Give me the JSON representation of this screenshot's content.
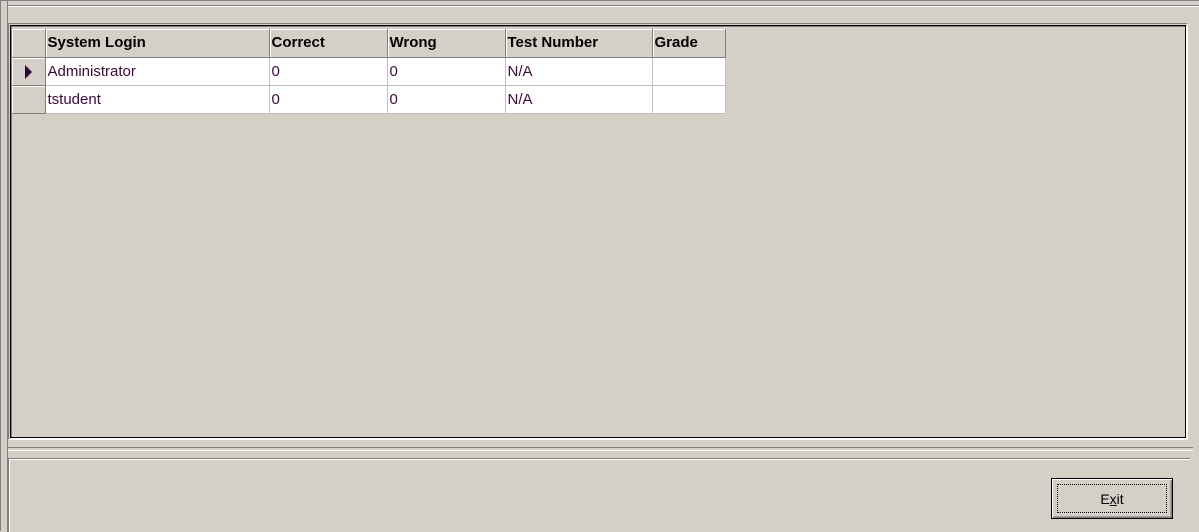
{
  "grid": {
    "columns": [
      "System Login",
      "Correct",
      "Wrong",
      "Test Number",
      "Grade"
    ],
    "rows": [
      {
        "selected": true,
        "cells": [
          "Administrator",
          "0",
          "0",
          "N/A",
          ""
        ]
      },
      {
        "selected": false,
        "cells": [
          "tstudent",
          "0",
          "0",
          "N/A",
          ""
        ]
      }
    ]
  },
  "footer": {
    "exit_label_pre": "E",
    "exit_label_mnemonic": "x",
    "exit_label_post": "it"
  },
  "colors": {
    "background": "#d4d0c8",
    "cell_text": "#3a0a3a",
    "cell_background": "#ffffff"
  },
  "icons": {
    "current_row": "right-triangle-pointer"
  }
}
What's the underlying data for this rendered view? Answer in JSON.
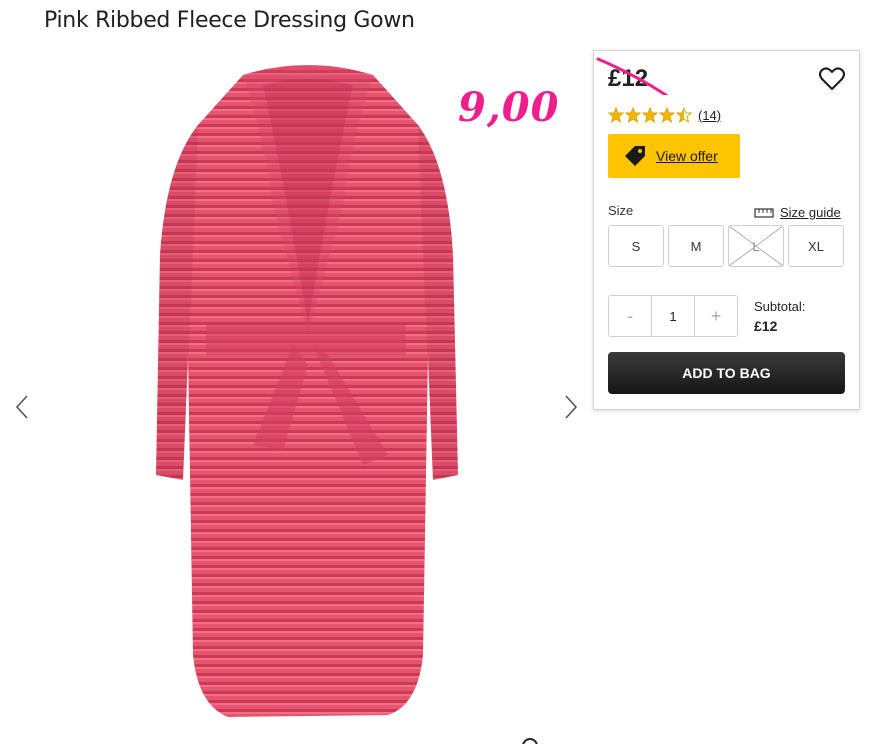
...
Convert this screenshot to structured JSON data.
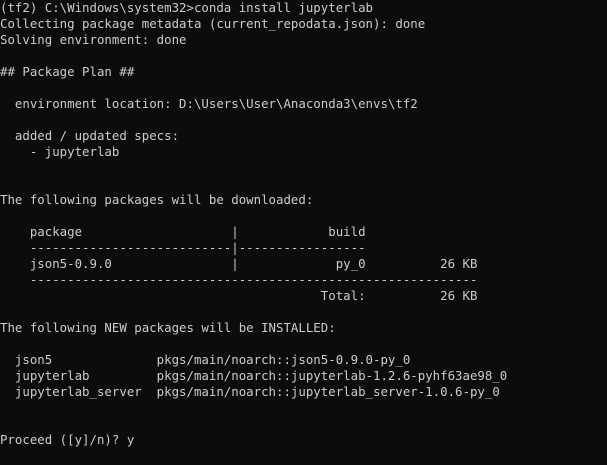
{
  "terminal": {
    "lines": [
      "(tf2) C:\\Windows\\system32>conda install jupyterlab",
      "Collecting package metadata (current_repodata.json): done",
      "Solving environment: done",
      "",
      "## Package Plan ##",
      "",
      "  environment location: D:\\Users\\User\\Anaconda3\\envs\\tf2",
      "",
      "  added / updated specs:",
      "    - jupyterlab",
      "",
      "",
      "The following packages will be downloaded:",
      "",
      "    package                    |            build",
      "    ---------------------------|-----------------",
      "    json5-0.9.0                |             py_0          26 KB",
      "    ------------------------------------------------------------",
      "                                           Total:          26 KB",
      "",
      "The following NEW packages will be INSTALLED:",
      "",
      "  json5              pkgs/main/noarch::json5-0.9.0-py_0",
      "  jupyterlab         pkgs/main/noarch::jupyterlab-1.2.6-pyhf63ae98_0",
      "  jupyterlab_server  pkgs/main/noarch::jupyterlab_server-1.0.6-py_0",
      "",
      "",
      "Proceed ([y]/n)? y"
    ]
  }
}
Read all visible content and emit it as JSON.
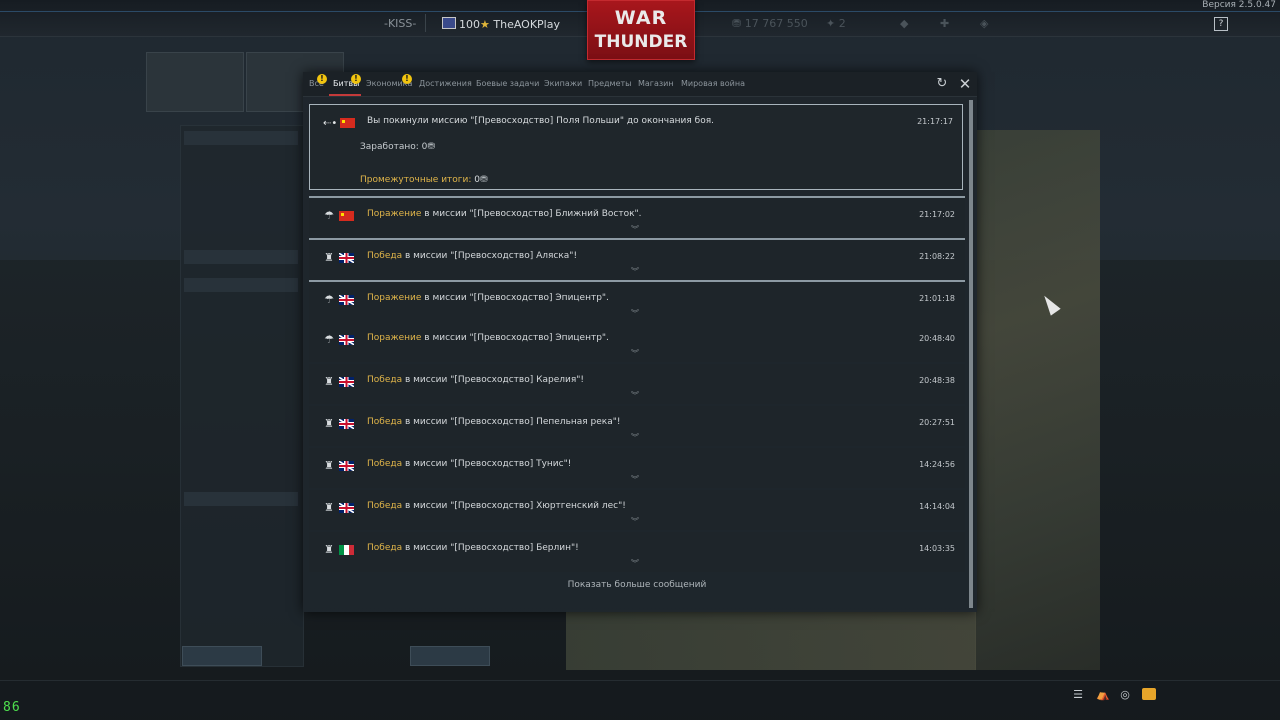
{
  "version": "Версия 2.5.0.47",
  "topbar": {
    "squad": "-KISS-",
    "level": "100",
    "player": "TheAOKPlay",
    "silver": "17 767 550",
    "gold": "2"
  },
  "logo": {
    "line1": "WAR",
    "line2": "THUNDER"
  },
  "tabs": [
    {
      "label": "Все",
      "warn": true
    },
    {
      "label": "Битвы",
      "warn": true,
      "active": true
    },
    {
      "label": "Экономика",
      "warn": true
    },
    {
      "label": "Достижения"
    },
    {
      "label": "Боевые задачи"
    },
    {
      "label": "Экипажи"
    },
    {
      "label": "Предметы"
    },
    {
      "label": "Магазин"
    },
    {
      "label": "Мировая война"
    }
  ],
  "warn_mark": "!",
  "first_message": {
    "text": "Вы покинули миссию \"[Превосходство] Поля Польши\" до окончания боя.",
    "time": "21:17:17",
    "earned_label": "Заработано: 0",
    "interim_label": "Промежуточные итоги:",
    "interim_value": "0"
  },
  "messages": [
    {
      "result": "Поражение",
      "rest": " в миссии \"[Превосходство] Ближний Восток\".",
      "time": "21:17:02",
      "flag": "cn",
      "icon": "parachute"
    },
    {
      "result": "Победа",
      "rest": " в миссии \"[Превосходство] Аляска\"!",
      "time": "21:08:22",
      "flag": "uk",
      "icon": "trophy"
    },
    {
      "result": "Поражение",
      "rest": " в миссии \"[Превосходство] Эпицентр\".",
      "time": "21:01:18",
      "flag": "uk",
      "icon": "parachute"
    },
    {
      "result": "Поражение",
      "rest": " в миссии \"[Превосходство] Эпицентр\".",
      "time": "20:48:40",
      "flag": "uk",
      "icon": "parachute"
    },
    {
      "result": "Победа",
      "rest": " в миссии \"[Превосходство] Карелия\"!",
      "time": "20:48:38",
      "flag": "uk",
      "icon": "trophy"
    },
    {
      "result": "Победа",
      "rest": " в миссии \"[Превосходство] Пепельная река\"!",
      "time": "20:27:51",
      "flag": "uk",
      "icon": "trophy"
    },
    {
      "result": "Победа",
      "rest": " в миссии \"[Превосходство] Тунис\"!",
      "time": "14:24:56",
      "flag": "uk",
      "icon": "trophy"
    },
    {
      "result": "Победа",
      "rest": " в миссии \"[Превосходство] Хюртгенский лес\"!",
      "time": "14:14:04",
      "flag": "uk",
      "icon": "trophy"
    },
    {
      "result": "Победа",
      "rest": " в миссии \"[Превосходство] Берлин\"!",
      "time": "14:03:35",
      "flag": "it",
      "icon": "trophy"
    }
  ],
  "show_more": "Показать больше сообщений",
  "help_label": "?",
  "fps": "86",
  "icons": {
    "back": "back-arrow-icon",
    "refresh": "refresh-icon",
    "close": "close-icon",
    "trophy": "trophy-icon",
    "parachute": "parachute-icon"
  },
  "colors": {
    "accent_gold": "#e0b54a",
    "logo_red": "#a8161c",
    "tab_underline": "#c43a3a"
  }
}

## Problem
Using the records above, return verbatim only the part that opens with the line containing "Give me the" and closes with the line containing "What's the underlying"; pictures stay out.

## Response area
Give me the JSON representation of this screenshot's content.
{
  "grid": {
    "columns": [
      "System Login",
      "Correct",
      "Wrong",
      "Test Number",
      "Grade"
    ],
    "rows": [
      {
        "selected": true,
        "cells": [
          "Administrator",
          "0",
          "0",
          "N/A",
          ""
        ]
      },
      {
        "selected": false,
        "cells": [
          "tstudent",
          "0",
          "0",
          "N/A",
          ""
        ]
      }
    ]
  },
  "footer": {
    "exit_label_pre": "E",
    "exit_label_mnemonic": "x",
    "exit_label_post": "it"
  },
  "colors": {
    "background": "#d4d0c8",
    "cell_text": "#3a0a3a",
    "cell_background": "#ffffff"
  },
  "icons": {
    "current_row": "right-triangle-pointer"
  }
}
What's the underlying data for this rendered view? Answer in JSON.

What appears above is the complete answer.